Research motivation

We aimed to investigate the clinical presentation and the results of the non-invasive tests utilized in the diagnostic work-up of pediatric myocarditis at presentation.

Research objectives

Our main purpose was to provide clinical, biochemical, or echocardiographic clues in order to improve the early recognition of pediatric myocarditis at presentation in the emergency department. Also, we sought to identify predictors for poor outcome in pediatric myocarditis in order to identify high-risk patients that will need a more intensive therapy and close follow-up.

Research methods

We carried out a retrospective cross-sectional single-center study. A total of 42 patients between 2008 and 2017 were enrolled. Patients were divided into two groups: poor outcome and no poor outcome. We delineated the clinical presentation of our patients with myocarditis. Also, different clinical and diagnostic test variables were analyzed in order to find possible poor outcome predictors.

Research results

The clinical presentation of pediatric myocarditis was heterogeneous, ranging from asymptomatic to cardiogenic shock cases. Of note, pediatric myocarditis clinical presentation can mimic benign viral infections in children, usually in those younger patients that are not able to verbalize symptoms and debut as fulminant myocarditis. Conversely older patients presented with acute coronary syndrome-like myocarditis. There was no single non-invasive diagnostic test that led to rule out or rule in the diagnosis of pediatric myocarditis. Cardiac magnetic resonance imaging presented a high diagnostic accuracy, but was mostly useful only for older children with acute coronary syndrome-like presentation. Severe depressed left ventricle systolic function on echocardiography was the only independent predictor for poor outcome (death, transplant, or dilated cardiomyopathy). The presence of age < 2-years-old, a clinical course of more than 7 d from initial symptoms, or N-terminal pro-brain natriuretic peptide levels > 5000 pg/mL was associated with a severe depressed LV systolic function.
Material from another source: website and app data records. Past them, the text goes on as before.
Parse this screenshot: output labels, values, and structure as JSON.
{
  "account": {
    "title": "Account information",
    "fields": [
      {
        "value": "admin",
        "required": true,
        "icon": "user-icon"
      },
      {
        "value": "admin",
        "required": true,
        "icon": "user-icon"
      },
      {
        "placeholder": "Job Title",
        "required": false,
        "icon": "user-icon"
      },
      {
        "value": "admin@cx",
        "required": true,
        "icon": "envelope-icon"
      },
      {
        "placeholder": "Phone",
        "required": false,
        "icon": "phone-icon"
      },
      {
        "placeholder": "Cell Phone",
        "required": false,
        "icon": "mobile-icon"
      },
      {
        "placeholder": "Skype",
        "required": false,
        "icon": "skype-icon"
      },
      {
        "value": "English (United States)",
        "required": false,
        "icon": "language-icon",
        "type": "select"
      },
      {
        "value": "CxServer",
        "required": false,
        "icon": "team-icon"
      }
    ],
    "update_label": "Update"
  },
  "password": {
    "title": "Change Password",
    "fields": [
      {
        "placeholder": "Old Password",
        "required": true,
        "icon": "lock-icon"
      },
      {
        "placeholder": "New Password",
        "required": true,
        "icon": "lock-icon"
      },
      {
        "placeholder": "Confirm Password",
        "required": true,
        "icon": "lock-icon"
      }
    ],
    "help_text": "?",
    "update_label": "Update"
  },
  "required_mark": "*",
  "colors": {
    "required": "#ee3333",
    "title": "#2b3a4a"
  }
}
Research conclusions

A high grade of clinical suspicion is needed to make an early diagnosis of pediatric myocarditis, especially in infants who cannot verbalize their symptoms. This clinical suspicion must be used in combination with several findings of different non-invasive diagnostic tests in order to improve the prompt recognition of pediatric myocarditis. This study provided some clinical pictures that can help clinicians in this context. Echocardiography is a reliable diagnostic tool for pediatric myocarditis. Patients that present with a severe depressed LV systolic function have a poor outcome. Age younger than 2 years, prolonged course of disease, and higher N-terminal pro-brain natriuretic peptide levels are predictors of poor outcome that could be useful even in centers where echocardiography is not available. The combined use of these predictors can lead to an early detection of high-risk patients in order to initiate adequate treatment and monitoring.

Research perspectives

This article reflects the challenge to diagnose pediatric myocarditis. Future studies should prospectively collect multicenter data on epidemiology, clinical presentation, and diagnostic value of currently available diagnostic tools in children with myocarditis to establish clinically meaningful criteria for the diagnosis of myocarditis. This will enhance the early recognition and subsequently the prognosis of these patients.